  • Raise only your lower leg by tightening the muscles in the front of your thigh. Do not allow your thigh to rise.

  • Hold this position for __________ seconds.

Repeat __________ times. Complete this exercise __________ times per day.

OPTIONAL ANKLE WEIGHTS: Begin with ____________________, but DO NOT exceed ____________________. Increase in 1 lb/0.5 kg increments.

ExitCare Image STRENGTH - Quadriceps, Straight Leg Raises

Quality counts! Watch for signs that the quadriceps muscle is working to insure you are strengthening the correct muscles and not "cheating" by substituting with healthier muscles.

  • Lay on your back with your right / left leg extended and your opposite knee bent.

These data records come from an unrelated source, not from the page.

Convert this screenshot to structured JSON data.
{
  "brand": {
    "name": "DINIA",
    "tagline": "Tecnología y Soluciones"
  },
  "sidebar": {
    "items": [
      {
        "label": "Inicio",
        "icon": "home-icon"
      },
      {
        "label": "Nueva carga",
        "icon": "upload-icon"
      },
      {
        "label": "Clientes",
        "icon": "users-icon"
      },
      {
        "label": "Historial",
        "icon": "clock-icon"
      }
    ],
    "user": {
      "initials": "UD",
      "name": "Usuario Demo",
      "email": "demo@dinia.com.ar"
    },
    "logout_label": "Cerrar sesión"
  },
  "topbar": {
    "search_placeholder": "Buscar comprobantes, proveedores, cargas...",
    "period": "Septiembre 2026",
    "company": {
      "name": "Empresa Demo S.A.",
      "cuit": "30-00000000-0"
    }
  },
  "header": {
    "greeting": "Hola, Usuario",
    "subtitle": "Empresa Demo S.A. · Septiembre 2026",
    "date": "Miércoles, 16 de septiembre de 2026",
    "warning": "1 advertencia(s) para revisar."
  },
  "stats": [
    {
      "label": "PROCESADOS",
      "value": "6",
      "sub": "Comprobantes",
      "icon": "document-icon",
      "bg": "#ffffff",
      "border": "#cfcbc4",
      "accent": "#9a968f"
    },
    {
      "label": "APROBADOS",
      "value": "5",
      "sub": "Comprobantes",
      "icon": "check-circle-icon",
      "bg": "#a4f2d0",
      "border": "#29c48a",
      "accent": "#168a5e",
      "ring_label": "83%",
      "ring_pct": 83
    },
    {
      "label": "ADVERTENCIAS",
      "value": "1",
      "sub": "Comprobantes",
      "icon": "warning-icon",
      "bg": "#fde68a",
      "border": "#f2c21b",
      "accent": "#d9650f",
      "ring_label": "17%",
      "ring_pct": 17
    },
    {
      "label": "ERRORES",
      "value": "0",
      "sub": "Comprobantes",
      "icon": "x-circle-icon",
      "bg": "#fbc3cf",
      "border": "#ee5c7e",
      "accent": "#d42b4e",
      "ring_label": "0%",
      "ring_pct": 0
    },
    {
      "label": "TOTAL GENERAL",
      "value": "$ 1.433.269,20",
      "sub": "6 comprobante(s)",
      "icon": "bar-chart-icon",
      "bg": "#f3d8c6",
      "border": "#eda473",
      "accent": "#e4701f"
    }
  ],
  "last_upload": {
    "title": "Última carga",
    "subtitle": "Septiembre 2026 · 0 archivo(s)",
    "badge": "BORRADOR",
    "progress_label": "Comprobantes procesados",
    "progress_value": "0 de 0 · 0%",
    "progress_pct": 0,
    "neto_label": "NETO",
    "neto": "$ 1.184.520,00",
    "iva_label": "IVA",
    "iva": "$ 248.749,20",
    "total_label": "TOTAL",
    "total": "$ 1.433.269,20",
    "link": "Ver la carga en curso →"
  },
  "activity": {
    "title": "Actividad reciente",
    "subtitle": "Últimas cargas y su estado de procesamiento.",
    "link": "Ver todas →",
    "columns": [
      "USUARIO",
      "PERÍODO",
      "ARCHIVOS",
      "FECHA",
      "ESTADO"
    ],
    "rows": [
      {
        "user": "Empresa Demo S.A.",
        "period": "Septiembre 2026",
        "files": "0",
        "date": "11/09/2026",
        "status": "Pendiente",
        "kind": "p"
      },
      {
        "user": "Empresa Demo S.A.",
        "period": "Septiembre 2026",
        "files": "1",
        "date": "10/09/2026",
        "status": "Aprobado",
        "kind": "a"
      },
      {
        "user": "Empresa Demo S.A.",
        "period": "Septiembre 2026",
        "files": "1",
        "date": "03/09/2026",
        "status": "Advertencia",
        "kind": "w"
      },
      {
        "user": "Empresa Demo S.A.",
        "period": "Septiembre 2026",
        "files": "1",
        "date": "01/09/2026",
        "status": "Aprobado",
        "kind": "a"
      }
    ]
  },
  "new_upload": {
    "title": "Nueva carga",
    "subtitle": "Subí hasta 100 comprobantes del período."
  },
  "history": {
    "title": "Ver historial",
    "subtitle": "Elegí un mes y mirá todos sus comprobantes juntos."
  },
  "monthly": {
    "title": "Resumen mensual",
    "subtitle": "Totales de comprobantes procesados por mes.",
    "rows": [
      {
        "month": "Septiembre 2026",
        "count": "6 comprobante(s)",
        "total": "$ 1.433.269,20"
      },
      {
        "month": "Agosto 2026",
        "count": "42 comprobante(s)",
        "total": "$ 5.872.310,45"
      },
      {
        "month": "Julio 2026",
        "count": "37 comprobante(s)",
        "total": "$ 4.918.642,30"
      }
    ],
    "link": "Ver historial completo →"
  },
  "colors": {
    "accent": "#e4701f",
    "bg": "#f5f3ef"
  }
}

  • Tense the muscles in the front of your right / left thigh. You should see either your knee cap slide up or increased dimpling just above the knee. Your thigh may even quiver.

  • Tighten these muscles even more and raise your leg 4 to 6 inches off the floor. Hold for __________ seconds.

  • Keeping these muscles tense, lower your leg.

  • Relax the muscles slowly and completely in between each repetition.

Repeat __________ times. Complete this exercise __________ times per day.

ExitCare Image STRENGTH - Quad/VMO, Isometric

  • Sit in a chair with your right / left knee slightly bent. With your fingertips, feel the VMO muscle just above the inside of your knee. The VMO is important in controlling the position of your kneecap.

  • Keeping your fingertips on this muscle. Without actually moving your leg, attempt to drive your knee down as if straightening your leg. You should feel your VMO tense. If you have a difficult time, you may wish to try the same exercise on your healthy knee first.

  • Tense this muscle as hard as you can without increasing any knee pain.

  • Hold for __________ seconds. Relax the muscles slowly and completely in between each repetition.

Repeat __________ times. Complete exercise __________ times per day.